Input data

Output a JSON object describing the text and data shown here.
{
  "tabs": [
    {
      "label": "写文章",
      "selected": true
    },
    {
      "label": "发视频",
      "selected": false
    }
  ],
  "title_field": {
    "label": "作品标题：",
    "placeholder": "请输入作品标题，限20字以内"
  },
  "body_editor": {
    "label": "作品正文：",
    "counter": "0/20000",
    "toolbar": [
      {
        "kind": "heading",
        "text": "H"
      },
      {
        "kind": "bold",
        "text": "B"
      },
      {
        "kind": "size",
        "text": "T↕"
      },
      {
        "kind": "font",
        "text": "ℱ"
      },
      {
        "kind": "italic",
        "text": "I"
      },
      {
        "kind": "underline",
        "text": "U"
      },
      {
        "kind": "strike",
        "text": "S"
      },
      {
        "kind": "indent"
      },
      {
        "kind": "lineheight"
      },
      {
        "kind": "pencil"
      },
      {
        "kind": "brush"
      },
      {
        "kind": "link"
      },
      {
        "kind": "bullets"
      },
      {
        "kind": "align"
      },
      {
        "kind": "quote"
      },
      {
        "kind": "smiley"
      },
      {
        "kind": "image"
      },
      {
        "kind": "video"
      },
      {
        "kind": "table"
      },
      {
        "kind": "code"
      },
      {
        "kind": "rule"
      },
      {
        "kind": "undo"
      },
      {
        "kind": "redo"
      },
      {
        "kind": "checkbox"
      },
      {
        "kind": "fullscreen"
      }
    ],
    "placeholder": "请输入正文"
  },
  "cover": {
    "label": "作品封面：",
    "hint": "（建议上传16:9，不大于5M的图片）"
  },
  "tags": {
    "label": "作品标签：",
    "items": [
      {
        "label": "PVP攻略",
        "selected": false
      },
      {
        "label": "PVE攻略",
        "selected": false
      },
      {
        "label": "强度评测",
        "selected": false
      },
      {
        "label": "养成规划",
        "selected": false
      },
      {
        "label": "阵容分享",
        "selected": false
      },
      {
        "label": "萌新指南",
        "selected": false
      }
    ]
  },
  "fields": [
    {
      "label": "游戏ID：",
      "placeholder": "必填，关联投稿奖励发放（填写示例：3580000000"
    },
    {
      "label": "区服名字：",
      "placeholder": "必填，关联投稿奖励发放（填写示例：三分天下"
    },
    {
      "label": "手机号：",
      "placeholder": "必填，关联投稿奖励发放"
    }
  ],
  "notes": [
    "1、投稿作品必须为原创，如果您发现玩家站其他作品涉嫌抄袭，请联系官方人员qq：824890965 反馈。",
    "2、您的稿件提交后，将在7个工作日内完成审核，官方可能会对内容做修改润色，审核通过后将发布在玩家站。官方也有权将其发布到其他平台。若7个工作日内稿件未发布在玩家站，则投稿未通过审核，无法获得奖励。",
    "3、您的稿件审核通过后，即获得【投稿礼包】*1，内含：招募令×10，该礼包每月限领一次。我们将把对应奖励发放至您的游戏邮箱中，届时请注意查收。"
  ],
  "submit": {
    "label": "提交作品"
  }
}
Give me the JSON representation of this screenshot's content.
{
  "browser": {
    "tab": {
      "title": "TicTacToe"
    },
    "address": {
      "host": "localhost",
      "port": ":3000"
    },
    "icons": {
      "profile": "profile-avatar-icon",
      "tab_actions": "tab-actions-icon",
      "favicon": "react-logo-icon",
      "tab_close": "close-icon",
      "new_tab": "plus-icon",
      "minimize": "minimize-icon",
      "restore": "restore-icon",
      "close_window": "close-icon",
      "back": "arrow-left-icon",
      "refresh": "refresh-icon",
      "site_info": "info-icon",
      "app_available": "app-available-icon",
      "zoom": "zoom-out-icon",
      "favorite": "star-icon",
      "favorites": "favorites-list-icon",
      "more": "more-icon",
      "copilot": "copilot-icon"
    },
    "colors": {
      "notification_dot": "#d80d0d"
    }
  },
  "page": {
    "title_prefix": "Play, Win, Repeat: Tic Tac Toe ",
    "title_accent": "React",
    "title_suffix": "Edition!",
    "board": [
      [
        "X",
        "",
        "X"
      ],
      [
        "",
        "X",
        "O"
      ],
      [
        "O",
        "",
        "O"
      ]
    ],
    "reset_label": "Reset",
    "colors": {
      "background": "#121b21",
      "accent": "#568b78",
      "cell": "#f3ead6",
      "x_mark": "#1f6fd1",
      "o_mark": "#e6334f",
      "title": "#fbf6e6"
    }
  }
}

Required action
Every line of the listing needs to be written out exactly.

Your solution
Output a JSON object describing the text and data shown here.
{
  "tabs": [
    {
      "label": "写文章",
      "selected": true
    },
    {
      "label": "发视频",
      "selected": false
    }
  ],
  "title_field": {
    "label": "作品标题：",
    "placeholder": "请输入作品标题，限20字以内"
  },
  "body_editor": {
    "label": "作品正文：",
    "counter": "0/20000",
    "toolbar": [
      {
        "kind": "heading",
        "text": "H"
      },
      {
        "kind": "bold",
        "text": "B"
      },
      {
        "kind": "size",
        "text": "T↕"
      },
      {
        "kind": "font",
        "text": "ℱ"
      },
      {
        "kind": "italic",
        "text": "I"
      },
      {
        "kind": "underline",
        "text": "U"
      },
      {
        "kind": "strike",
        "text": "S"
      },
      {
        "kind": "indent"
      },
      {
        "kind": "lineheight"
      },
      {
        "kind": "pencil"
      },
      {
        "kind": "brush"
      },
      {
        "kind": "link"
      },
      {
        "kind": "bullets"
      },
      {
        "kind": "align"
      },
      {
        "kind": "quote"
      },
      {
        "kind": "smiley"
      },
      {
        "kind": "image"
      },
      {
        "kind": "video"
      },
      {
        "kind": "table"
      },
      {
        "kind": "code"
      },
      {
        "kind": "rule"
      },
      {
        "kind": "undo"
      },
      {
        "kind": "redo"
      },
      {
        "kind": "checkbox"
      },
      {
        "kind": "fullscreen"
      }
    ],
    "placeholder": "请输入正文"
  },
  "cover": {
    "label": "作品封面：",
    "hint": "（建议上传16:9，不大于5M的图片）"
  },
  "tags": {
    "label": "作品标签：",
    "items": [
      {
        "label": "PVP攻略",
        "selected": false
      },
      {
        "label": "PVE攻略",
        "selected": false
      },
      {
        "label": "强度评测",
        "selected": false
      },
      {
        "label": "养成规划",
        "selected": false
      },
      {
        "label": "阵容分享",
        "selected": false
      },
      {
        "label": "萌新指南",
        "selected": false
      }
    ]
  },
  "fields": [
    {
      "label": "游戏ID：",
      "placeholder": "必填，关联投稿奖励发放（填写示例：3580000000"
    },
    {
      "label": "区服名字：",
      "placeholder": "必填，关联投稿奖励发放（填写示例：三分天下"
    },
    {
      "label": "手机号：",
      "placeholder": "必填，关联投稿奖励发放"
    }
  ],
  "notes": [
    "1、投稿作品必须为原创，如果您发现玩家站其他作品涉嫌抄袭，请联系官方人员qq：824890965 反馈。",
    "2、您的稿件提交后，将在7个工作日内完成审核，官方可能会对内容做修改润色，审核通过后将发布在玩家站。官方也有权将其发布到其他平台。若7个工作日内稿件未发布在玩家站，则投稿未通过审核，无法获得奖励。",
    "3、您的稿件审核通过后，即获得【投稿礼包】*1，内含：招募令×10，该礼包每月限领一次。我们将把对应奖励发放至您的游戏邮箱中，届时请注意查收。"
  ],
  "submit": {
    "label": "提交作品"
  }
}
Give me the JSON representation of this screenshot's content.
{
  "browser": {
    "tab": {
      "title": "TicTacToe"
    },
    "address": {
      "host": "localhost",
      "port": ":3000"
    },
    "icons": {
      "profile": "profile-avatar-icon",
      "tab_actions": "tab-actions-icon",
      "favicon": "react-logo-icon",
      "tab_close": "close-icon",
      "new_tab": "plus-icon",
      "minimize": "minimize-icon",
      "restore": "restore-icon",
      "close_window": "close-icon",
      "back": "arrow-left-icon",
      "refresh": "refresh-icon",
      "site_info": "info-icon",
      "app_available": "app-available-icon",
      "zoom": "zoom-out-icon",
      "favorite": "star-icon",
      "favorites": "favorites-list-icon",
      "more": "more-icon",
      "copilot": "copilot-icon"
    },
    "colors": {
      "notification_dot": "#d80d0d"
    }
  },
  "page": {
    "title_prefix": "Play, Win, Repeat: Tic Tac Toe ",
    "title_accent": "React",
    "title_suffix": "Edition!",
    "board": [
      [
        "X",
        "",
        "X"
      ],
      [
        "",
        "X",
        "O"
      ],
      [
        "O",
        "",
        "O"
      ]
    ],
    "reset_label": "Reset",
    "colors": {
      "background": "#121b21",
      "accent": "#568b78",
      "cell": "#f3ead6",
      "x_mark": "#1f6fd1",
      "o_mark": "#e6334f",
      "title": "#fbf6e6"
    }
  }
}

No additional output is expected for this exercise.